The different "lights" correspond to parts of the church program, relating to the Jesuit Catholic worship: 1. Procession natural light, 2. Narthex natural light, 3. Nave yellow field with blue lens in the east and the opposite in the west, 4. Blessed Sacrament orange field with purple lens, 5. Choir green field with red lens, 6. Reconciliation Chapel purple field with orange lens, and 7. Bell Tower and pond projecting, reflecting natural light. As sunlight is brought into the interior primarily from the roof, space is shaped by both light and the changing topography of the ceiling. Although this is reminiscent of Modernist principles of design, the different ways of filtering and reflecting light among sculptural "bottles" gives the interior the spiritual quality the building deserves.

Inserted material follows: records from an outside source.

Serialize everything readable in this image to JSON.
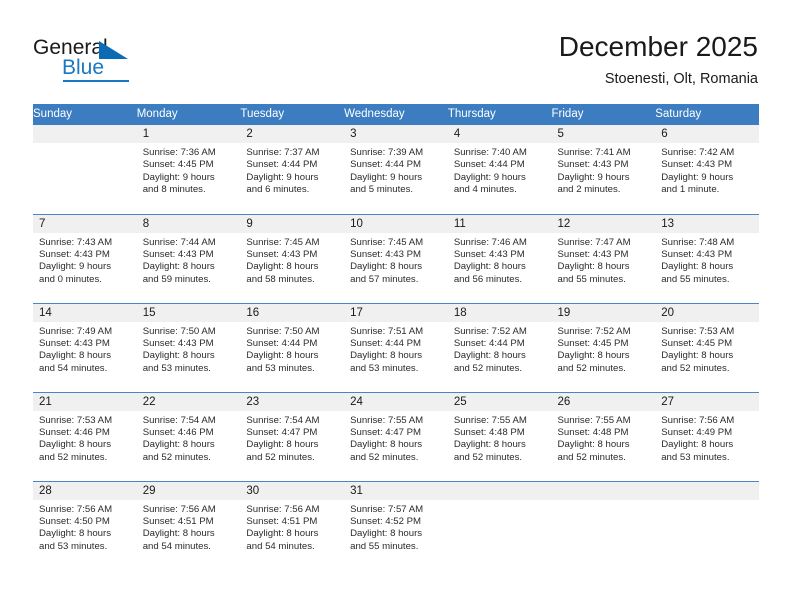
{
  "brand": {
    "word_one": "General",
    "word_two": "Blue",
    "accent_color": "#1878c4",
    "triangle_color": "#0b6bb5"
  },
  "header": {
    "title": "December 2025",
    "subtitle": "Stoenesti, Olt, Romania"
  },
  "calendar": {
    "header_bg": "#3b7dc0",
    "daynum_bg": "#f0f0f0",
    "weekday_headers": [
      "Sunday",
      "Monday",
      "Tuesday",
      "Wednesday",
      "Thursday",
      "Friday",
      "Saturday"
    ],
    "weeks": [
      [
        {
          "day": "",
          "sunrise": "",
          "sunset": "",
          "daylight_line1": "",
          "daylight_line2": ""
        },
        {
          "day": "1",
          "sunrise": "Sunrise: 7:36 AM",
          "sunset": "Sunset: 4:45 PM",
          "daylight_line1": "Daylight: 9 hours",
          "daylight_line2": "and 8 minutes."
        },
        {
          "day": "2",
          "sunrise": "Sunrise: 7:37 AM",
          "sunset": "Sunset: 4:44 PM",
          "daylight_line1": "Daylight: 9 hours",
          "daylight_line2": "and 6 minutes."
        },
        {
          "day": "3",
          "sunrise": "Sunrise: 7:39 AM",
          "sunset": "Sunset: 4:44 PM",
          "daylight_line1": "Daylight: 9 hours",
          "daylight_line2": "and 5 minutes."
        },
        {
          "day": "4",
          "sunrise": "Sunrise: 7:40 AM",
          "sunset": "Sunset: 4:44 PM",
          "daylight_line1": "Daylight: 9 hours",
          "daylight_line2": "and 4 minutes."
        },
        {
          "day": "5",
          "sunrise": "Sunrise: 7:41 AM",
          "sunset": "Sunset: 4:43 PM",
          "daylight_line1": "Daylight: 9 hours",
          "daylight_line2": "and 2 minutes."
        },
        {
          "day": "6",
          "sunrise": "Sunrise: 7:42 AM",
          "sunset": "Sunset: 4:43 PM",
          "daylight_line1": "Daylight: 9 hours",
          "daylight_line2": "and 1 minute."
        }
      ],
      [
        {
          "day": "7",
          "sunrise": "Sunrise: 7:43 AM",
          "sunset": "Sunset: 4:43 PM",
          "daylight_line1": "Daylight: 9 hours",
          "daylight_line2": "and 0 minutes."
        },
        {
          "day": "8",
          "sunrise": "Sunrise: 7:44 AM",
          "sunset": "Sunset: 4:43 PM",
          "daylight_line1": "Daylight: 8 hours",
          "daylight_line2": "and 59 minutes."
        },
        {
          "day": "9",
          "sunrise": "Sunrise: 7:45 AM",
          "sunset": "Sunset: 4:43 PM",
          "daylight_line1": "Daylight: 8 hours",
          "daylight_line2": "and 58 minutes."
        },
        {
          "day": "10",
          "sunrise": "Sunrise: 7:45 AM",
          "sunset": "Sunset: 4:43 PM",
          "daylight_line1": "Daylight: 8 hours",
          "daylight_line2": "and 57 minutes."
        },
        {
          "day": "11",
          "sunrise": "Sunrise: 7:46 AM",
          "sunset": "Sunset: 4:43 PM",
          "daylight_line1": "Daylight: 8 hours",
          "daylight_line2": "and 56 minutes."
        },
        {
          "day": "12",
          "sunrise": "Sunrise: 7:47 AM",
          "sunset": "Sunset: 4:43 PM",
          "daylight_line1": "Daylight: 8 hours",
          "daylight_line2": "and 55 minutes."
        },
        {
          "day": "13",
          "sunrise": "Sunrise: 7:48 AM",
          "sunset": "Sunset: 4:43 PM",
          "daylight_line1": "Daylight: 8 hours",
          "daylight_line2": "and 55 minutes."
        }
      ],
      [
        {
          "day": "14",
          "sunrise": "Sunrise: 7:49 AM",
          "sunset": "Sunset: 4:43 PM",
          "daylight_line1": "Daylight: 8 hours",
          "daylight_line2": "and 54 minutes."
        },
        {
          "day": "15",
          "sunrise": "Sunrise: 7:50 AM",
          "sunset": "Sunset: 4:43 PM",
          "daylight_line1": "Daylight: 8 hours",
          "daylight_line2": "and 53 minutes."
        },
        {
          "day": "16",
          "sunrise": "Sunrise: 7:50 AM",
          "sunset": "Sunset: 4:44 PM",
          "daylight_line1": "Daylight: 8 hours",
          "daylight_line2": "and 53 minutes."
        },
        {
          "day": "17",
          "sunrise": "Sunrise: 7:51 AM",
          "sunset": "Sunset: 4:44 PM",
          "daylight_line1": "Daylight: 8 hours",
          "daylight_line2": "and 53 minutes."
        },
        {
          "day": "18",
          "sunrise": "Sunrise: 7:52 AM",
          "sunset": "Sunset: 4:44 PM",
          "daylight_line1": "Daylight: 8 hours",
          "daylight_line2": "and 52 minutes."
        },
        {
          "day": "19",
          "sunrise": "Sunrise: 7:52 AM",
          "sunset": "Sunset: 4:45 PM",
          "daylight_line1": "Daylight: 8 hours",
          "daylight_line2": "and 52 minutes."
        },
        {
          "day": "20",
          "sunrise": "Sunrise: 7:53 AM",
          "sunset": "Sunset: 4:45 PM",
          "daylight_line1": "Daylight: 8 hours",
          "daylight_line2": "and 52 minutes."
        }
      ],
      [
        {
          "day": "21",
          "sunrise": "Sunrise: 7:53 AM",
          "sunset": "Sunset: 4:46 PM",
          "daylight_line1": "Daylight: 8 hours",
          "daylight_line2": "and 52 minutes."
        },
        {
          "day": "22",
          "sunrise": "Sunrise: 7:54 AM",
          "sunset": "Sunset: 4:46 PM",
          "daylight_line1": "Daylight: 8 hours",
          "daylight_line2": "and 52 minutes."
        },
        {
          "day": "23",
          "sunrise": "Sunrise: 7:54 AM",
          "sunset": "Sunset: 4:47 PM",
          "daylight_line1": "Daylight: 8 hours",
          "daylight_line2": "and 52 minutes."
        },
        {
          "day": "24",
          "sunrise": "Sunrise: 7:55 AM",
          "sunset": "Sunset: 4:47 PM",
          "daylight_line1": "Daylight: 8 hours",
          "daylight_line2": "and 52 minutes."
        },
        {
          "day": "25",
          "sunrise": "Sunrise: 7:55 AM",
          "sunset": "Sunset: 4:48 PM",
          "daylight_line1": "Daylight: 8 hours",
          "daylight_line2": "and 52 minutes."
        },
        {
          "day": "26",
          "sunrise": "Sunrise: 7:55 AM",
          "sunset": "Sunset: 4:48 PM",
          "daylight_line1": "Daylight: 8 hours",
          "daylight_line2": "and 52 minutes."
        },
        {
          "day": "27",
          "sunrise": "Sunrise: 7:56 AM",
          "sunset": "Sunset: 4:49 PM",
          "daylight_line1": "Daylight: 8 hours",
          "daylight_line2": "and 53 minutes."
        }
      ],
      [
        {
          "day": "28",
          "sunrise": "Sunrise: 7:56 AM",
          "sunset": "Sunset: 4:50 PM",
          "daylight_line1": "Daylight: 8 hours",
          "daylight_line2": "and 53 minutes."
        },
        {
          "day": "29",
          "sunrise": "Sunrise: 7:56 AM",
          "sunset": "Sunset: 4:51 PM",
          "daylight_line1": "Daylight: 8 hours",
          "daylight_line2": "and 54 minutes."
        },
        {
          "day": "30",
          "sunrise": "Sunrise: 7:56 AM",
          "sunset": "Sunset: 4:51 PM",
          "daylight_line1": "Daylight: 8 hours",
          "daylight_line2": "and 54 minutes."
        },
        {
          "day": "31",
          "sunrise": "Sunrise: 7:57 AM",
          "sunset": "Sunset: 4:52 PM",
          "daylight_line1": "Daylight: 8 hours",
          "daylight_line2": "and 55 minutes."
        },
        {
          "day": "",
          "sunrise": "",
          "sunset": "",
          "daylight_line1": "",
          "daylight_line2": ""
        },
        {
          "day": "",
          "sunrise": "",
          "sunset": "",
          "daylight_line1": "",
          "daylight_line2": ""
        },
        {
          "day": "",
          "sunrise": "",
          "sunset": "",
          "daylight_line1": "",
          "daylight_line2": ""
        }
      ]
    ]
  }
}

Of course, this description relates the building directly to Le Corbusier's chapel at Ronchamp, where stained glass and light reflected from colored surfaces illuminated the otherwise cave-like interior. And while Holl has a unique design process (enough that his buildings are instantly recognizable) and this chapel is a culmination of his working with light and materials on previous projects, this influence is most evidently worn on his sleeve. But the differences lie in the materiality of each structure: Le Corbusier's chapel uses rough concrete to achieve a primitive quality while Holl's means are more eclectic: precast concrete panels stained Roman ochre for the exterior, cedar and bronze in the entry, and wood flooring with plastered ceilings and walls in the rest of the chapel.

Steven Holl's consistent body of work, experimenting with light, materials and their relation to/creation of space, has earned him larger and more noticeable commissions. With these recent projects he has now experimented with form, though restrained through his analytical and mathematical design process, such as his reliance on the golden section for proportions. Not to dismiss his recent work as lacking, though, for works like this chapel and the museum in Finland exude a maturity born from strong architectural principles that he has carried from the Storefront through to today.